The Corporate Accountability and Public Participation Africa (CAPPA) has advocated speedy and thorough investigation of the airstrike by the Nigerian military targeting terrorists in northern Kaduna State, which killed 80 civilians and injured over 60, mostly women and children.
Executive Director of CAPPA, Akinbode Oluwafemi, said while sympathising with victims of the strike, he lamented the unfortunate incident, which he described as “a ‘reoccurring intelligence failure’’ that has jeopardized innocent lives.
Citing media reports, he lamented that the military drone was on a routine counterterrorism operation when it mistakenly bombed civilians and residents in Tundun Biri village of Kaduna State, who were celebrating the Muslim festival of Maulud and called for a comprehensive probe of the incident and compensation for victims.
A statement issued by Media and Communication Officer of CAPPA, Robert Egbe said: “We are deeply saddened about the horrendous and needless deaths of innocent Nigerians. Once again, we are confronted with the question of when these deaths will stop. Too frequently, we have seen innocent civilians fall victim to military strikes which authorities are often quick to describe as “accidental”.
“It had been reported that since 2017 over 300 people have been killed in airstrikes carried out by the Nigerian Air Force in pursuit of terrorists. In 2017, the Nigerian Air Force dropped two bombs on an IDP camp in Rann, Borno State, which killed hundreds of citizens. The instances of such actions ‘mistakes’ have soared, but sadly with limited acknowledgement from the Air Force.”
“While the promises from President Bola Ahmed Tinubu and the Chief of Army Staff Lieutenant-General Taoreed Lagbaja to commence full investigation and the recent monetary donations by the Senate to the victims are steps in the right direction, they are, unfortunately, insufficient.”
Also speaking, Programme Officer of CAPPA, Gideon Adeyeni said: “These responses, while necessary, do not address the root cause of such tragedies which have become a routine with military interventions.
‘‘First, this investigation must extend beyond this singular event to include similar incidents since the inception of counterinsurgency in Northern Nigeria. We demand the constitution of an independent panel with representatives from affected communities and civil society to ensure a broad spectrum of perspectives and objectivity in evaluation. We equally demand that the findings of the investigation be made available to the public.
‘‘Second, we ask that the government actively engages with affected communities to facilitate healing and build lasting peace, both in impacted communities and across the country. Financial aid, necessary as it is, cannot replace the precious lives lost or erase the scars of trauma.”

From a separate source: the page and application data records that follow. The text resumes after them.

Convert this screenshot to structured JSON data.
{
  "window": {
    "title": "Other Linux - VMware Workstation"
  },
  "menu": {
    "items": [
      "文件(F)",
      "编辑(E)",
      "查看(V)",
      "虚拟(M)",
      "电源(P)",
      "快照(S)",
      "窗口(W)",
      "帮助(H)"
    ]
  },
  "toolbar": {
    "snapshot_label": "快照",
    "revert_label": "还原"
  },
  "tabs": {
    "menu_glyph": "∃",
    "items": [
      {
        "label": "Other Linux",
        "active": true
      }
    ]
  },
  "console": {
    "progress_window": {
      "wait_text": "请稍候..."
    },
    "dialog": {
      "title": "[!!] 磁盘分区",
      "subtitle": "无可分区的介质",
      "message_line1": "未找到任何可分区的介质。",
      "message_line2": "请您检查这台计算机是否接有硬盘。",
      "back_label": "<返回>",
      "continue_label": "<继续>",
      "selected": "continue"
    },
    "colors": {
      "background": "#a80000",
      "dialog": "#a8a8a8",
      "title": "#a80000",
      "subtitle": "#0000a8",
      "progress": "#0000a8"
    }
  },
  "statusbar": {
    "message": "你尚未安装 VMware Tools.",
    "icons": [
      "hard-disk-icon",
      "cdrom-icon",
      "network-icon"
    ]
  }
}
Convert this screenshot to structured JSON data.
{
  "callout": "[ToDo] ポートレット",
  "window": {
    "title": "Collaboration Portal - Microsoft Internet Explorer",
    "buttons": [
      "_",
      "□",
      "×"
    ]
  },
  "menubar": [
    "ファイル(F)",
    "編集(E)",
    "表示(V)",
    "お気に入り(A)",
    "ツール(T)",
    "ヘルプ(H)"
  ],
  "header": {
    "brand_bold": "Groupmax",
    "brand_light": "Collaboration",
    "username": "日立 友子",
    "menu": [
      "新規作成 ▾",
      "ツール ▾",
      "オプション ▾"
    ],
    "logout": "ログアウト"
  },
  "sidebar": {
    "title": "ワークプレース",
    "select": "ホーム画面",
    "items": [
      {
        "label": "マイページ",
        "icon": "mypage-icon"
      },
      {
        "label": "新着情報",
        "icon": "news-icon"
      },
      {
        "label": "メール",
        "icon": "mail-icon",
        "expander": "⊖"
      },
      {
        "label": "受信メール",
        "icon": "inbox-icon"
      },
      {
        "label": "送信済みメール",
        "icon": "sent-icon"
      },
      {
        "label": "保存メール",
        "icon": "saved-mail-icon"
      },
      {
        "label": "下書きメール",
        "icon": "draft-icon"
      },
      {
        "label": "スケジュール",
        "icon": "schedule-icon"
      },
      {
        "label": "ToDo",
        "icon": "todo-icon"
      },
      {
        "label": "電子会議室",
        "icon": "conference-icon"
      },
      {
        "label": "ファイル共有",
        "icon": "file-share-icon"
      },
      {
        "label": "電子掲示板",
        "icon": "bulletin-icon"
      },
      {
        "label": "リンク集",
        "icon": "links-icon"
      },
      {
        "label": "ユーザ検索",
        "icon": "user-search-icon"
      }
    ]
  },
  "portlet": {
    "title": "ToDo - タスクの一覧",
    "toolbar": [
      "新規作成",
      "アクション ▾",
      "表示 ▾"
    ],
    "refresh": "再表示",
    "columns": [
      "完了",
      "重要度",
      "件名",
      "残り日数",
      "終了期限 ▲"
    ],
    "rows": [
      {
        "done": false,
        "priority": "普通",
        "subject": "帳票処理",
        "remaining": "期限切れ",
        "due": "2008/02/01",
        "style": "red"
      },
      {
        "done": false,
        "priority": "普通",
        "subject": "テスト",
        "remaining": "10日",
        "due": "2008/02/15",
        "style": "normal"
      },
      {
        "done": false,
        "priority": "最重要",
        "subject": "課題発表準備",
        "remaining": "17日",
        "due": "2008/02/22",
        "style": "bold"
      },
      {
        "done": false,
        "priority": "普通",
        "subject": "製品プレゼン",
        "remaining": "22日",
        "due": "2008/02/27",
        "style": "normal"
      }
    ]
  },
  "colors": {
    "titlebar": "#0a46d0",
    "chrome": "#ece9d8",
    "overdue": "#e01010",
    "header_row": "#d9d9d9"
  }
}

He pointed out that the Nigerian State must also recognize the irreparable nature of the losses and provide additional interventions such as psychosocial services to bolster the mental health of victims.
‘‘Beyond immediate actions, we urge the Federal Government and military authorities to consider a radical shift in how security operations are conducted in the country, particularly in areas with high civilian populations.
Nigeria, as a signatory to the African Charter on Human and Peoples’ Rights is bound both by legal and moral obligations to ensure the right to life and the observance of all necessary precautions and intelligence in its military engagements.
“Finally, this tragedy must serve as a catalyst for legislative and institutional reforms to prevent similar incidents. It’s not enough to react post-tragedy; proactive measures are essential to safeguard lives. The Nigerian government must adopt a holistic approach that includes administrative, institutional, and accountability measures,” he added.